─── Information given ───
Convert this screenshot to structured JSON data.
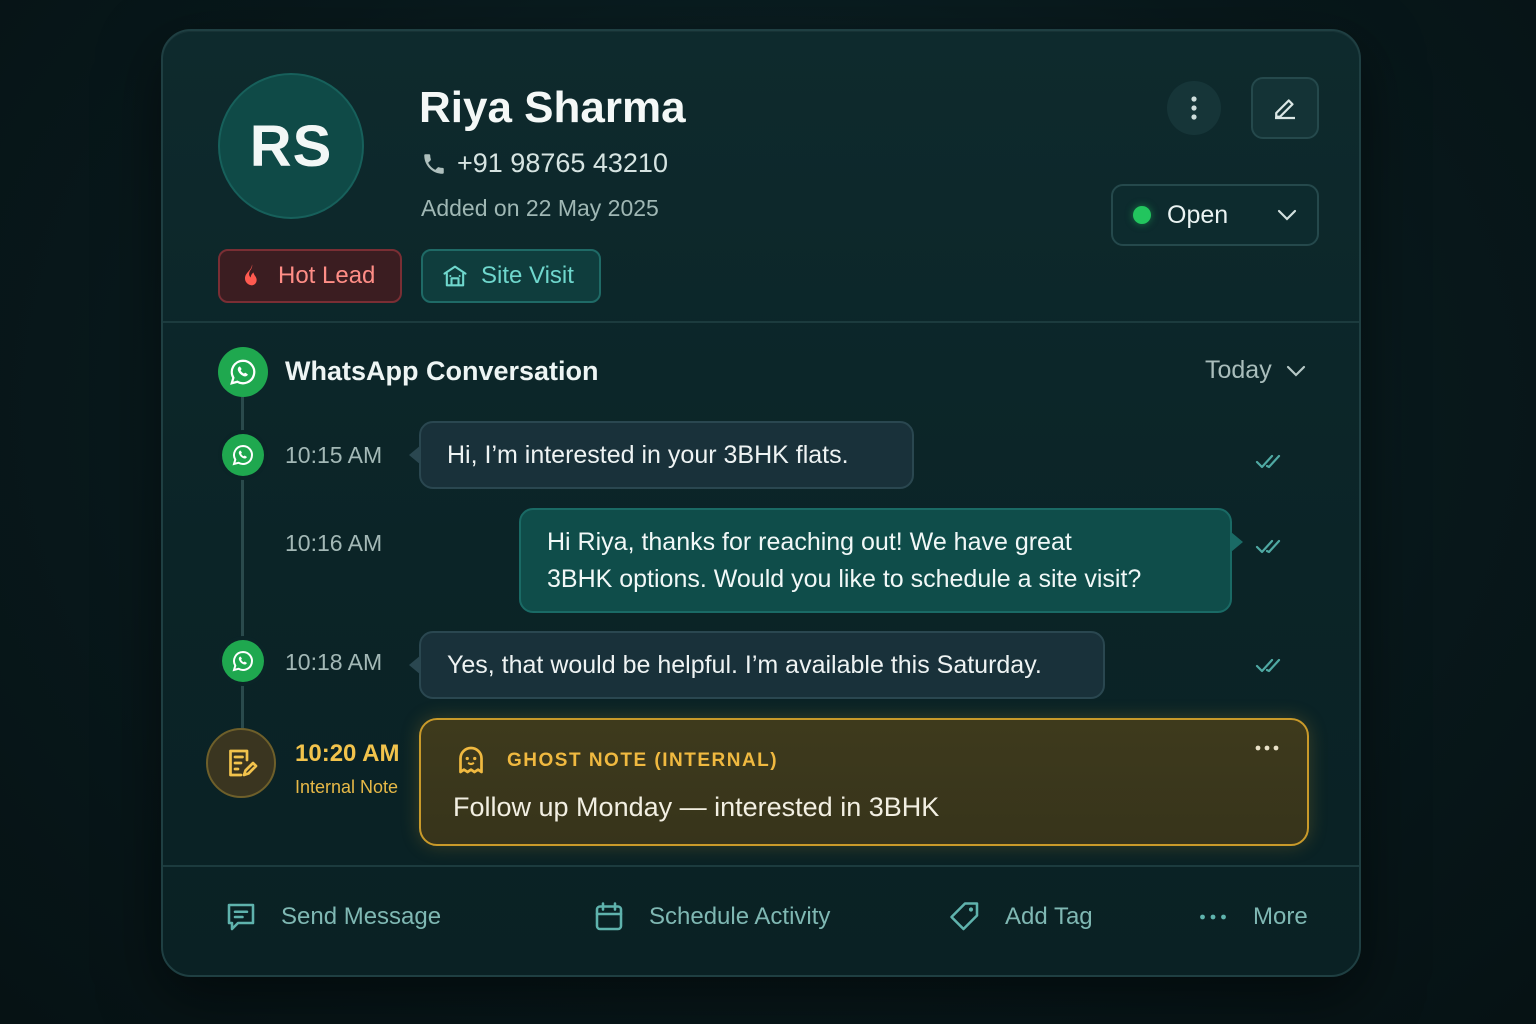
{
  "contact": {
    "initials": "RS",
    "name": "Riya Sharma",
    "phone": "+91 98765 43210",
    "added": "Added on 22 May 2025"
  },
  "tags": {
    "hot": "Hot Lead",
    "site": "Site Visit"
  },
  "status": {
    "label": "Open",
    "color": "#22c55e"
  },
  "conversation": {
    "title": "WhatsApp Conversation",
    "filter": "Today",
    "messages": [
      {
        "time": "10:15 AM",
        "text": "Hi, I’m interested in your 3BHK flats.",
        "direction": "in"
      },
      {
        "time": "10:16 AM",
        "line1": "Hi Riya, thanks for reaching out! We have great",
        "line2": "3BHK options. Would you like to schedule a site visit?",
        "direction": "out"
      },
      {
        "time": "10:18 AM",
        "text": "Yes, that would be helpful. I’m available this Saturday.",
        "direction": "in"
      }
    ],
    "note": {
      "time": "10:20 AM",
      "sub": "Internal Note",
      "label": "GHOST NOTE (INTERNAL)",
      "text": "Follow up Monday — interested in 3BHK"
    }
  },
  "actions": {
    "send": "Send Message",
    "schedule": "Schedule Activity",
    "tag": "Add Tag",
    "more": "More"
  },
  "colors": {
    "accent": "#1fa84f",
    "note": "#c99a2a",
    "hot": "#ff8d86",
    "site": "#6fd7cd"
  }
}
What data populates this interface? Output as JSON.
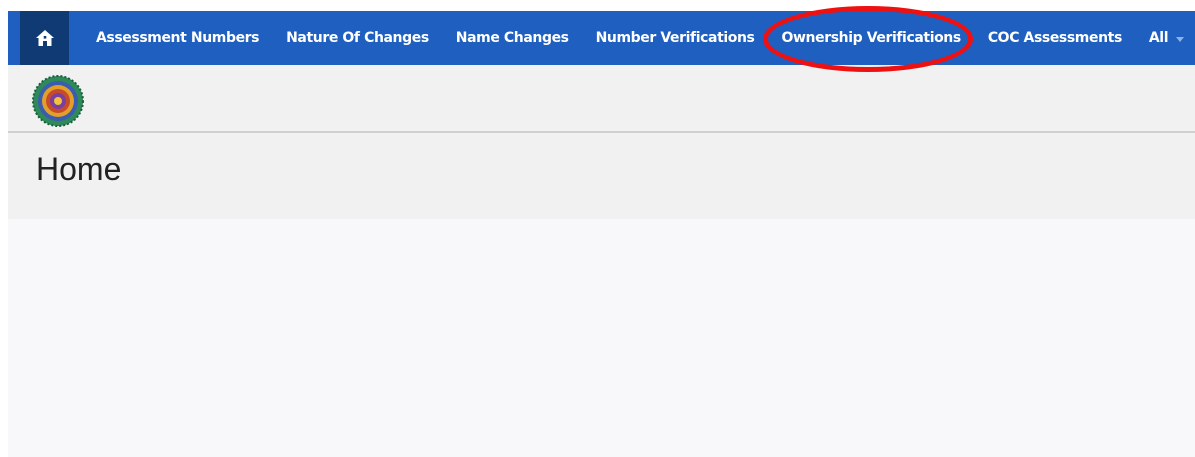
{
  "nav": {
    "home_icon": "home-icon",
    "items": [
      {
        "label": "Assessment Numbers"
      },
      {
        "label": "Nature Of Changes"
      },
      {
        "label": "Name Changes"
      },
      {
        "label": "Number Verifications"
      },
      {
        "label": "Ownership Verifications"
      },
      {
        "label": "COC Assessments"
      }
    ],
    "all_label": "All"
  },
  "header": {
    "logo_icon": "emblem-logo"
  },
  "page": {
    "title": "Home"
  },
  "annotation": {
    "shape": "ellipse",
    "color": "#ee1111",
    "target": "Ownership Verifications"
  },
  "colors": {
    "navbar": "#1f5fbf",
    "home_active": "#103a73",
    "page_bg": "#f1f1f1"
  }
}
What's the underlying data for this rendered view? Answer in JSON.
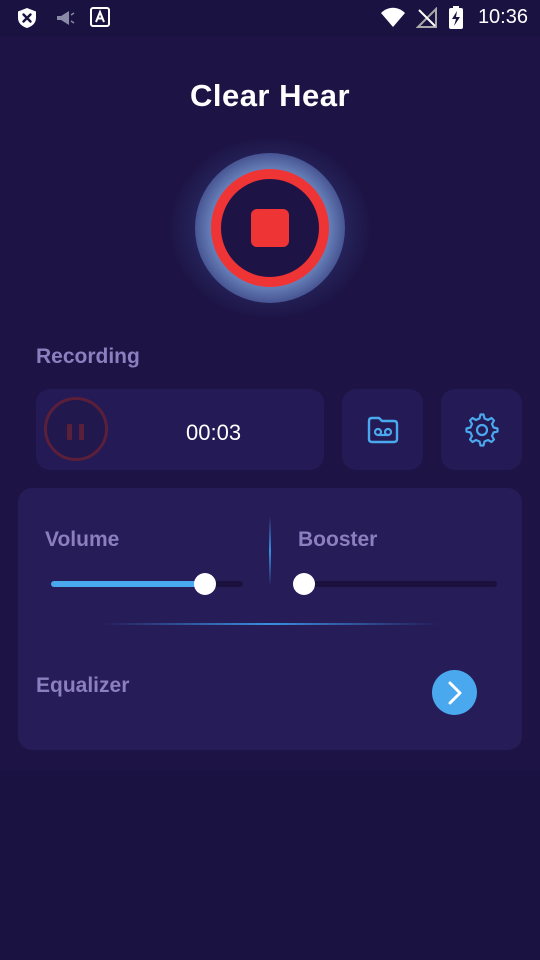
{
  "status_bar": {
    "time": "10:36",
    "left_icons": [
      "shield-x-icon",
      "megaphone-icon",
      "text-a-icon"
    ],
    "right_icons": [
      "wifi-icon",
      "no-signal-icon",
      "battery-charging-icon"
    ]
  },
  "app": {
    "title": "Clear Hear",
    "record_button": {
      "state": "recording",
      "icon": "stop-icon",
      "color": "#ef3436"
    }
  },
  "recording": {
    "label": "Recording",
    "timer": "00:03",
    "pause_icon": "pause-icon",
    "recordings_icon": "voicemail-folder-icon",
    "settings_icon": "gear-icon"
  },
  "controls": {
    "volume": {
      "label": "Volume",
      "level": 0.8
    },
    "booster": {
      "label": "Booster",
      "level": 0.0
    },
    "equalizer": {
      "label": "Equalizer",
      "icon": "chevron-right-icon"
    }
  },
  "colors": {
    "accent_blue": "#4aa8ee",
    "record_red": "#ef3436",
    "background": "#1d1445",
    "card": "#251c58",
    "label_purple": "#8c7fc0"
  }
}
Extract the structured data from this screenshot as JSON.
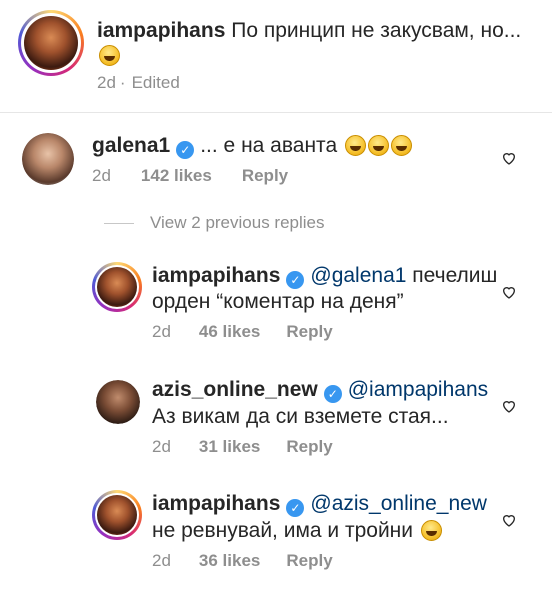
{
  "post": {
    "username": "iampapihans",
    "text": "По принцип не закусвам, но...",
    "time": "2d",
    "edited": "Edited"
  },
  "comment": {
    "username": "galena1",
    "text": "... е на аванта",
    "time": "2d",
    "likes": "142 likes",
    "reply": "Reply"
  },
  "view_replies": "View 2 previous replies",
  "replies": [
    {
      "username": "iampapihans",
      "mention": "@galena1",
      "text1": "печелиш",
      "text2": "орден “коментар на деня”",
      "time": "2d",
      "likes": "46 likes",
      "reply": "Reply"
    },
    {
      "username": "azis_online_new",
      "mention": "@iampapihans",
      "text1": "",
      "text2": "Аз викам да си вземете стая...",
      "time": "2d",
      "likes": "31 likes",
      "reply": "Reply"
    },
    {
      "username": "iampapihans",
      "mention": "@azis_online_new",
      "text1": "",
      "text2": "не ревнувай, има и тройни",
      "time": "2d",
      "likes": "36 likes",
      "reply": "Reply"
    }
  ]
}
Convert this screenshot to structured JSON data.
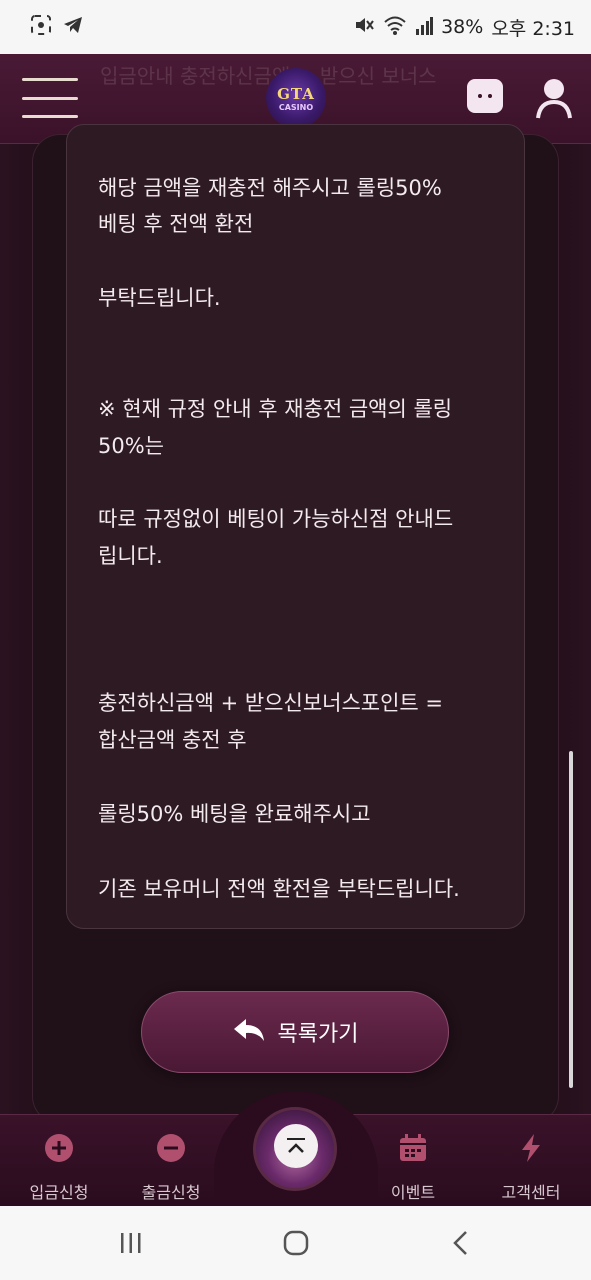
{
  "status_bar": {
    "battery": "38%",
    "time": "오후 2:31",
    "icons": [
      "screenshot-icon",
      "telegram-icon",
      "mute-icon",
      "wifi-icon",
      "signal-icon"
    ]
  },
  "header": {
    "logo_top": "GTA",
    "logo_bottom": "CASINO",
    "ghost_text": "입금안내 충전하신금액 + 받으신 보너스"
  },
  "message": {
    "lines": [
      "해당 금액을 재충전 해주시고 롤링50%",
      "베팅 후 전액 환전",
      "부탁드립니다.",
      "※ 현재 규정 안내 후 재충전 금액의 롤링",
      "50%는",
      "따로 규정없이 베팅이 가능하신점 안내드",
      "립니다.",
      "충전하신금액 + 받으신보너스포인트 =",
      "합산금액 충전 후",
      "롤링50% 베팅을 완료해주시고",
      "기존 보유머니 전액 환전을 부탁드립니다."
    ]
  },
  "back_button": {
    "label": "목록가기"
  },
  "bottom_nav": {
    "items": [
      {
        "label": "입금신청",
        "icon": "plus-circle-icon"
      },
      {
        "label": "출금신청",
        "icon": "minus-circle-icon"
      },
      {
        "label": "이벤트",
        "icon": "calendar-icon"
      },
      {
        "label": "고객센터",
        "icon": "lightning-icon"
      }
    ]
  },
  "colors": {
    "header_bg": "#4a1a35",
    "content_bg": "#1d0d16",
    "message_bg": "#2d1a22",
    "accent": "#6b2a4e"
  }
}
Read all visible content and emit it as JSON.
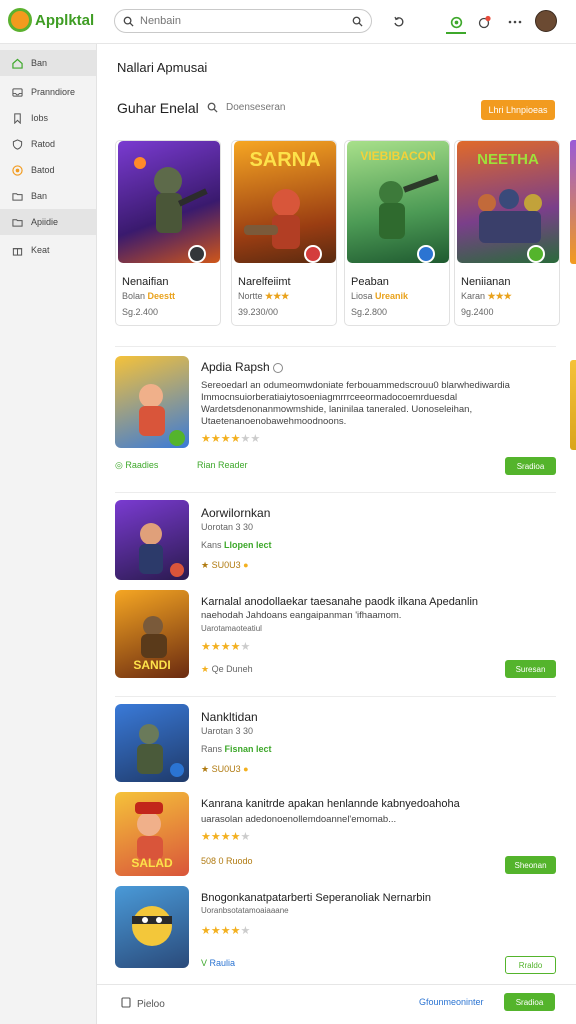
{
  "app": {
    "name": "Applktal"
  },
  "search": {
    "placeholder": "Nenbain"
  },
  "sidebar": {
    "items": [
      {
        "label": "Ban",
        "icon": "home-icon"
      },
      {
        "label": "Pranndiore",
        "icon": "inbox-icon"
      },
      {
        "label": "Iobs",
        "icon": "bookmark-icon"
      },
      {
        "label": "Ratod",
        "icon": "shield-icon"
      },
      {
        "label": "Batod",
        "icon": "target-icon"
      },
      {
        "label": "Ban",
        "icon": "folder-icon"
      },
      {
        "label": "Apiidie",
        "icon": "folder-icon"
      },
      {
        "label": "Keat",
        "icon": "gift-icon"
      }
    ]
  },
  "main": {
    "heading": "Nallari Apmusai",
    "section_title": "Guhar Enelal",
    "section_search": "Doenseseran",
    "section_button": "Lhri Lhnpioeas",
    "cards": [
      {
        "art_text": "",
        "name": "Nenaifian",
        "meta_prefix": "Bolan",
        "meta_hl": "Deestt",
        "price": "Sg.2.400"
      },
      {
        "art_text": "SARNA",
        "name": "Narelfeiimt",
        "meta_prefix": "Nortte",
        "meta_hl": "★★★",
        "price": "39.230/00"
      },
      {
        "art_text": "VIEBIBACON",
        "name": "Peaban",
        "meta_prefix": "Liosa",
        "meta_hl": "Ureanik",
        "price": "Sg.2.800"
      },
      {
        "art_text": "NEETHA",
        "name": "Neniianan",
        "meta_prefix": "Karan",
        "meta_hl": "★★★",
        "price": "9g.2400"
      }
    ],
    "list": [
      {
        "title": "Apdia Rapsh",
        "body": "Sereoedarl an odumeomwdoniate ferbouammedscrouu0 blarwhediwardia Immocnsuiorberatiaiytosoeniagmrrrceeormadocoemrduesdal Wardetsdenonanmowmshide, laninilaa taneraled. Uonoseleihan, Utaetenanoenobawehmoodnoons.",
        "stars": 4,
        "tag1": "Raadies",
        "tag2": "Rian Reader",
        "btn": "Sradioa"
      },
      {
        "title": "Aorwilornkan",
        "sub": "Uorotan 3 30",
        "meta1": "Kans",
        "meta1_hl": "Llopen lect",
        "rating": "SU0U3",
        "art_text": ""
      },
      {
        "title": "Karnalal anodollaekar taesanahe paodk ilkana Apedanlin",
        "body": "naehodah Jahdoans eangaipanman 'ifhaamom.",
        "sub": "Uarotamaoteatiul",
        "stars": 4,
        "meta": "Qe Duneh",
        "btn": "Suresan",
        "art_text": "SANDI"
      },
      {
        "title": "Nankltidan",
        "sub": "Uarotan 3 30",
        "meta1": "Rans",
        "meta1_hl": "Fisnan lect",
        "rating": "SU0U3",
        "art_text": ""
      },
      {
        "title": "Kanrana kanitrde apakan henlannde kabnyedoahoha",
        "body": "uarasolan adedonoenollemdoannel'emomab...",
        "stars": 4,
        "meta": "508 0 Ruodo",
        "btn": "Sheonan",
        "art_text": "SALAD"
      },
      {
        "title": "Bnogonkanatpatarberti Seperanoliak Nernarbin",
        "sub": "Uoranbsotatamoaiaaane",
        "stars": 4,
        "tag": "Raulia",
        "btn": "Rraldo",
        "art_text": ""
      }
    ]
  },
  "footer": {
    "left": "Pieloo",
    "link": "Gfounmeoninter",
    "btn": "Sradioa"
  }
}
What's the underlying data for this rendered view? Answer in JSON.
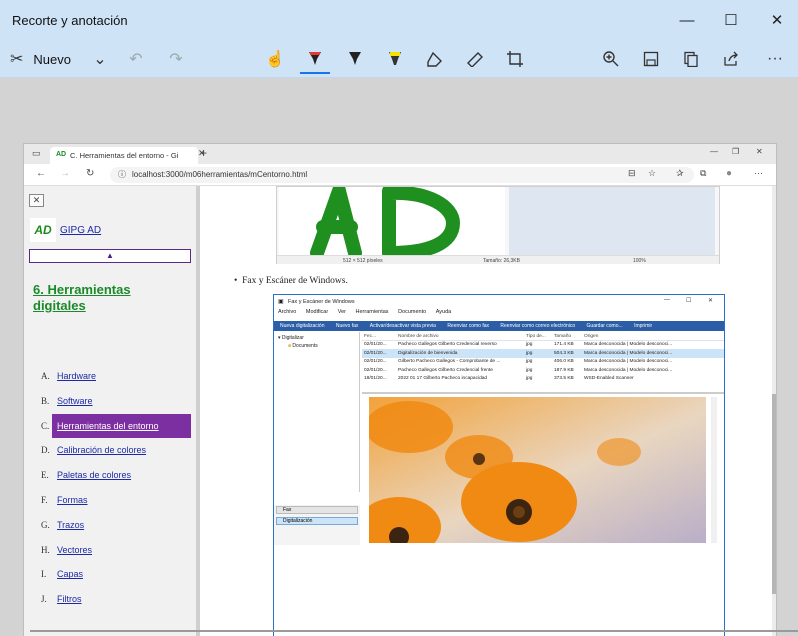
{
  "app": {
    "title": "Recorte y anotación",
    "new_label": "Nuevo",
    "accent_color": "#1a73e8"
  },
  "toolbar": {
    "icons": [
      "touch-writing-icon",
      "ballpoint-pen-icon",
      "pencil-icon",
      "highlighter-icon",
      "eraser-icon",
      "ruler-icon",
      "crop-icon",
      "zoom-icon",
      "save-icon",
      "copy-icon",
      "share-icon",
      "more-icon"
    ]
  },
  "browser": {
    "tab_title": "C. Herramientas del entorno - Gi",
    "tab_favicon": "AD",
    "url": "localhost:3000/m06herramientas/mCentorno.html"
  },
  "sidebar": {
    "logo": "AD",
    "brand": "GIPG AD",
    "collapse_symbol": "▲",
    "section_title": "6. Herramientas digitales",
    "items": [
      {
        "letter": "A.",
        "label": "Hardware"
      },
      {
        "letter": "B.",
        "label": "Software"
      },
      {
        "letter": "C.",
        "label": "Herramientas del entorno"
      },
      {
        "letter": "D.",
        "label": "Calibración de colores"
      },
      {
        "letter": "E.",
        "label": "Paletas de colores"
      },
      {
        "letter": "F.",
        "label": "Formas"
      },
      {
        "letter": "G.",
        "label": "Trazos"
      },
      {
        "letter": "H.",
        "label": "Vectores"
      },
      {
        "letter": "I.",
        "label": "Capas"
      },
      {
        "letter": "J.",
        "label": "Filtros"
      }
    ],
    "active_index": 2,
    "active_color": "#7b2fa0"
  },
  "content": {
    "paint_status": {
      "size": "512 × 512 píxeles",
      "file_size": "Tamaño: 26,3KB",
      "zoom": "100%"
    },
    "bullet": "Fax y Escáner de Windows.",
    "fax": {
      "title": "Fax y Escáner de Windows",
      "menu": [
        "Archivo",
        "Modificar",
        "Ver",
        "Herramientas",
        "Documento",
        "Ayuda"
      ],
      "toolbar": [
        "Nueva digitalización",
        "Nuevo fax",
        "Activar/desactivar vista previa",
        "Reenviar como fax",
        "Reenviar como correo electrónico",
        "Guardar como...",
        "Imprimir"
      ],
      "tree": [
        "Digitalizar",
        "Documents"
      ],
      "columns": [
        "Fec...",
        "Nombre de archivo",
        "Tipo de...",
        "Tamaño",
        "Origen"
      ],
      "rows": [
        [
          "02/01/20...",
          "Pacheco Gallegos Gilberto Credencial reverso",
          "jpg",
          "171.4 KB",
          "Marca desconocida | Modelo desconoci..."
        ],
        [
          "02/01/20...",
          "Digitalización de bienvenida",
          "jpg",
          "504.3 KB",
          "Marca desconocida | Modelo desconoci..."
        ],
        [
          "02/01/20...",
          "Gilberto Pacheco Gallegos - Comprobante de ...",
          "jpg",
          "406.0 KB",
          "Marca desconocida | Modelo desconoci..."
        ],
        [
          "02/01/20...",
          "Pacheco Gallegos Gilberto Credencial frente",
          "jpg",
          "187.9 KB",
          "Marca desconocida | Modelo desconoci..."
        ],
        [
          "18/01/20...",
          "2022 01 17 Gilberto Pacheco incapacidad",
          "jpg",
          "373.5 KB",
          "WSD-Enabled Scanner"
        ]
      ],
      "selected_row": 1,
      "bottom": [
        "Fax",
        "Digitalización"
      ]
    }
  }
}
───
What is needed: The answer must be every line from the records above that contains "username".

The answer:
    "username": "iampapihans",
    "username": "galena1",
      "username": "iampapihans",
      "username": "azis_online_new",
      "username": "iampapihans",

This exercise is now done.